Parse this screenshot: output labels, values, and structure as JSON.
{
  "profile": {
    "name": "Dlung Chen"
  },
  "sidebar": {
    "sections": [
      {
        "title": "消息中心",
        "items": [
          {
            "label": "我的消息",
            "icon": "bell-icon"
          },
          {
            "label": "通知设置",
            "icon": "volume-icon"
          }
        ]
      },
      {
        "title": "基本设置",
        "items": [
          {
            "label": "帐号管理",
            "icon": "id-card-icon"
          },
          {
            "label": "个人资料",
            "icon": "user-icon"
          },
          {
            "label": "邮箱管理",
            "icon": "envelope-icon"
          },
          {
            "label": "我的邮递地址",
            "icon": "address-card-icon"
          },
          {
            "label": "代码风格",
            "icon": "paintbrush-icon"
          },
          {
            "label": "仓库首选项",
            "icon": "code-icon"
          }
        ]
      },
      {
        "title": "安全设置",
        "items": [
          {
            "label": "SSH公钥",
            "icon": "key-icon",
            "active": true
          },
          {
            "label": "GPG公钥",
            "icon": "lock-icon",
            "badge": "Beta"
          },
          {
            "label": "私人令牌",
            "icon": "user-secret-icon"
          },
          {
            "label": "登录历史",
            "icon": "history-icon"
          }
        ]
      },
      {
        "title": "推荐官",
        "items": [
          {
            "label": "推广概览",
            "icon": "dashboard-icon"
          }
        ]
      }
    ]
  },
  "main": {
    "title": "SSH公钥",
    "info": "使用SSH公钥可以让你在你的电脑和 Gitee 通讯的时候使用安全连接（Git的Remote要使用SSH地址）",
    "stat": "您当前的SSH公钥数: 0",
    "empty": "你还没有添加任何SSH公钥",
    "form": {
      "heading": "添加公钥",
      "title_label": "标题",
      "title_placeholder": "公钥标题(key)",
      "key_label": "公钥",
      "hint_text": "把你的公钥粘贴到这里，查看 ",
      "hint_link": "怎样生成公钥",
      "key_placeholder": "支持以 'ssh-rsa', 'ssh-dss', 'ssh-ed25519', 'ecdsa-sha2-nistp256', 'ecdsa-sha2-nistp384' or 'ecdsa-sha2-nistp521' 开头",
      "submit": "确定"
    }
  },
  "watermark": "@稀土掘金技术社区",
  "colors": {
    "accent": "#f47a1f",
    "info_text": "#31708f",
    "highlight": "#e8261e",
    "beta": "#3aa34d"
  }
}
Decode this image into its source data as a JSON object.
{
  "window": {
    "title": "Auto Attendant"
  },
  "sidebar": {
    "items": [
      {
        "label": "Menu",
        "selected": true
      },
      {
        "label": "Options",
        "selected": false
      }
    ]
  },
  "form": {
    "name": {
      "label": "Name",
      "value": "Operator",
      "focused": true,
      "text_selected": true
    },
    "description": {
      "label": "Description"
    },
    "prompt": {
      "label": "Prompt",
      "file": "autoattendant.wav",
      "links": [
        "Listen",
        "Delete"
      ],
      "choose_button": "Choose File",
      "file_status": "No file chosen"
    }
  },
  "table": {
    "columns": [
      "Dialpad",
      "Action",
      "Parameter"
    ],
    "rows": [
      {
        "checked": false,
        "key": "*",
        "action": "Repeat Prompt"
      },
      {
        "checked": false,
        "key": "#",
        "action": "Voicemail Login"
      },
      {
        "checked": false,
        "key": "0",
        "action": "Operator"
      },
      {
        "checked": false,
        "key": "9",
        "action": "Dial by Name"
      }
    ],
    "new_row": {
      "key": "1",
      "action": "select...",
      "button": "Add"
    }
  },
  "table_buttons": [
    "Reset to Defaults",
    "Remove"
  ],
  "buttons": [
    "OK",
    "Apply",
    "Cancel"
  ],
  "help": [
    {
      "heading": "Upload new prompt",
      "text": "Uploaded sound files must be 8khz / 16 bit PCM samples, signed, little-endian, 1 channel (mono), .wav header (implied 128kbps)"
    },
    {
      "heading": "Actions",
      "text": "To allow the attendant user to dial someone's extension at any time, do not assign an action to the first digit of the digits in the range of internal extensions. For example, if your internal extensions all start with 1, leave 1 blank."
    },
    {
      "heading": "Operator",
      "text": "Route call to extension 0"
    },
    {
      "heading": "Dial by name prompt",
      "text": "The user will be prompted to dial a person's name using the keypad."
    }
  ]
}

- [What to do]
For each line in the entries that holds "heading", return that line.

- [Exercise response]
      "heading": "添加公钥",
      "heading": "Upload new prompt",
      "heading": "Actions",
      "heading": "Operator",
      "heading": "Dial by name prompt",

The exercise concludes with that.